== TASK BRIEF ==
In the records below, find every line with the word "created" and copy it.

== DATA PROVIDED ==

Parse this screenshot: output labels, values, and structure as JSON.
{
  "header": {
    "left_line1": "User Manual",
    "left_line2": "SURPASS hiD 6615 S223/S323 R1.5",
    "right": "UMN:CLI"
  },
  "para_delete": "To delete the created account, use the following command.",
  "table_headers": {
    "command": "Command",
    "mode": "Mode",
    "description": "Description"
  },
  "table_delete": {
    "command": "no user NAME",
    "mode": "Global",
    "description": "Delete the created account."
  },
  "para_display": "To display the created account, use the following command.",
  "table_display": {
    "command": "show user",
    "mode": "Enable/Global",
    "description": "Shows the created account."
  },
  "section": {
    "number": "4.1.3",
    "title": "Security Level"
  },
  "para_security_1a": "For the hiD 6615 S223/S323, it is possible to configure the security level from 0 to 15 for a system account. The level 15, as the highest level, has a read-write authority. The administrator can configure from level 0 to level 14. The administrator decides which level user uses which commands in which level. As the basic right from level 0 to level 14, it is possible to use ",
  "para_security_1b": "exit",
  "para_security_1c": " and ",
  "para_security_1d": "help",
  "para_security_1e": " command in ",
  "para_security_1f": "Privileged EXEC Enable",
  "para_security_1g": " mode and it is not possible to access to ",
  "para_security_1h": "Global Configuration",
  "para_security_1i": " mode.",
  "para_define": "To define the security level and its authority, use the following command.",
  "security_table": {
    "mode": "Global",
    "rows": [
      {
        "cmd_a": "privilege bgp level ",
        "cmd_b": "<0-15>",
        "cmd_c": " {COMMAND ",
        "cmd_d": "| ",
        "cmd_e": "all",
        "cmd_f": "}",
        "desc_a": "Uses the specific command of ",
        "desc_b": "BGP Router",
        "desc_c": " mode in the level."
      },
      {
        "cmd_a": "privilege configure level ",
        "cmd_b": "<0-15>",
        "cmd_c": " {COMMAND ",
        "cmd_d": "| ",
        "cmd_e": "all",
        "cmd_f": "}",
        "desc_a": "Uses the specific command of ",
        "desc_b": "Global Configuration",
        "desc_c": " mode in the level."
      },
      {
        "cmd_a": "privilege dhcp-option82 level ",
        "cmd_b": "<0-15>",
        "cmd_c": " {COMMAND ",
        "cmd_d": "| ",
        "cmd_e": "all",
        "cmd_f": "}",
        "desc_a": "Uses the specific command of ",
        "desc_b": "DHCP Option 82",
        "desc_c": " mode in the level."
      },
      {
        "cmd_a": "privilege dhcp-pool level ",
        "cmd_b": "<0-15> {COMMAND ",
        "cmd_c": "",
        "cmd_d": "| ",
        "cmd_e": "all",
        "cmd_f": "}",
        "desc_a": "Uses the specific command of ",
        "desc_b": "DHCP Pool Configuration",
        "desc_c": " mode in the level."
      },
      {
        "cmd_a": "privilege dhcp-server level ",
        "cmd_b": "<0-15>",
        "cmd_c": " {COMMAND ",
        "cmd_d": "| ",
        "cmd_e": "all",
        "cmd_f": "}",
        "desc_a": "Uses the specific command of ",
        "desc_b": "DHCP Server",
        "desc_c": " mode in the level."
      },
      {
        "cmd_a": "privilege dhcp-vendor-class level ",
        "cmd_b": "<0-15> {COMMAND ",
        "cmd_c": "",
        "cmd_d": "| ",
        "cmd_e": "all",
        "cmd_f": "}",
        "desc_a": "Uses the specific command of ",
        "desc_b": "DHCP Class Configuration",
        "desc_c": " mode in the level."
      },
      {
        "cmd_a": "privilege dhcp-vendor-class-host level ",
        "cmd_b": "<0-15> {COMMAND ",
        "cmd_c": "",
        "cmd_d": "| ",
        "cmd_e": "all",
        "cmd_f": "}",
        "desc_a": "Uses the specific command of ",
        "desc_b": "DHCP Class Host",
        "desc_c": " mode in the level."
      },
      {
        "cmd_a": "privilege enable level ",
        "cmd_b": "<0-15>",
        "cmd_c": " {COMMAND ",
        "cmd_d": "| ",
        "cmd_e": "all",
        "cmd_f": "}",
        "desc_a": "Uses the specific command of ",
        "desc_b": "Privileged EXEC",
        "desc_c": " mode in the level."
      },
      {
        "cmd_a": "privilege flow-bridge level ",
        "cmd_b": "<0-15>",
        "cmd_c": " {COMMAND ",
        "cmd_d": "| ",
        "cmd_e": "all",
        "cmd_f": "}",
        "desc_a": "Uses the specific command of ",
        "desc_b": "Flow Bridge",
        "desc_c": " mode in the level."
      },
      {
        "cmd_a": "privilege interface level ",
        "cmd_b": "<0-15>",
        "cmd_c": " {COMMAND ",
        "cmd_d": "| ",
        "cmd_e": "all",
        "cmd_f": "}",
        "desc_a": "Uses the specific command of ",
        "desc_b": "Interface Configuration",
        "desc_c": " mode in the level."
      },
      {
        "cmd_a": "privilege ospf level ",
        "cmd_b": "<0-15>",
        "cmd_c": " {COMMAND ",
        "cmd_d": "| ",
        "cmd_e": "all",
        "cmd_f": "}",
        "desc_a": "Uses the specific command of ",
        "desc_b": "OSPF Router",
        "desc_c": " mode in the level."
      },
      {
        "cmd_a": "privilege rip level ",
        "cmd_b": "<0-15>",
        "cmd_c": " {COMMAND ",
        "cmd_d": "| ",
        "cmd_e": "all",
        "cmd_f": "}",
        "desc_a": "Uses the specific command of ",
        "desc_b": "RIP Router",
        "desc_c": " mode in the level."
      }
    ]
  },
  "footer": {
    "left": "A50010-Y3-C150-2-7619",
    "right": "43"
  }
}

== SOLUTION TO THE EXERCISE ==
  "para_delete": "To delete the created account, use the following command.",
    "description": "Delete the created account."
  "para_display": "To display the created account, use the following command.",
    "description": "Shows the created account."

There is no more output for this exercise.